CBS News App for Android® for iPad® for iPhone®
Fully redesigned. Featuring CBSN, 24/7 live news. Get the App

Daschle, Dole Promote Bipartisan Health Care Plan

The Democratic-led Congress maintains it is working to create a health care reform package that can win Republican support, but if the bill is to be truly bipartisan, it should get in the range of 20 Republican votes, former Senate Majority Leaders Tom Daschle (a Democrat) and Bob Dole (a Republican) said Wednesday.

Along with former Republican Sen. Howard Baker, another former Senate Majority Leader, Daschle and Dole have created a set of recommendations for achieving bipartisan health care solutions. Speaking to CBS News political consultant John Dickerson on's politics Web show "Washington Unplugged," the two men shared their idea of "bipartisanship."

"I'd like to have 20 Republicans" in the Senate vote on the health care reform package, Dole said.

Daschle concurred. "It has to be something where you have a double-digit number of Republicans and Democrats," he said.

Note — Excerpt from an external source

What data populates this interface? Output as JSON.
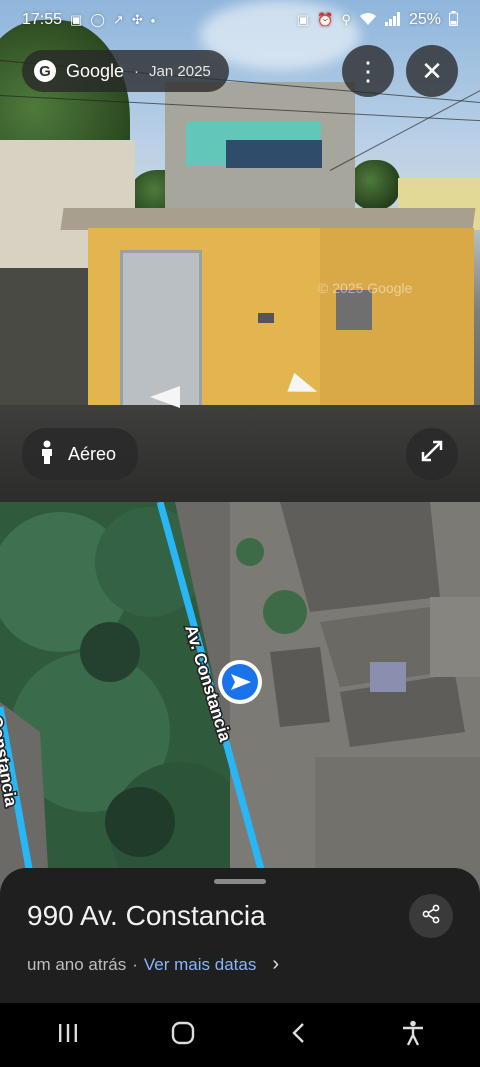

The two men explained how they compromised on hot-button issues like a mandate for all Americans to have insurance and a government-sponsored, plan (or "public option"), to produce their report for the Bipartisan Policy Center.

"On the mandate, it was not an easy thing for me to give on," Dole said. "When we started, we decided we weren't going to let two or three things kill our effort."

Daschle and Dole are two founders of the Bipartisan Policy Center, which has made health care its signature issue. The center's report, which the founders intend to discuss with Congress, takes a broad approach to addressing health care challenges like delivery, cost, coverage and financing -- in a manner that is politically palatable for both the left and the right. The policy center spent a year and a half conducting research, analysis, public policy forums and targeted meetings and workshops with health care experts to come up with their approach.

"We've offered some solutions that may offer ways in which to compromise on some of the tough issues," Daschle said.

The report does not recommend a public plan, a sticking point for many Democrats.

"We compromised on that substantially," said Daschle, President Obama's first nominee for the position of Secretary of Health and Human Services. Daschle withdrew his nomination in February amid tax problems.

The report does recommend creating state or regional health insurance exchanges, and implementing a federal fallback if the exchanges are not set up in a timely manner. It also suggests an individual mandate and other solutions like limiting out-of-pocket premiums and investments in comparative effectiveness research.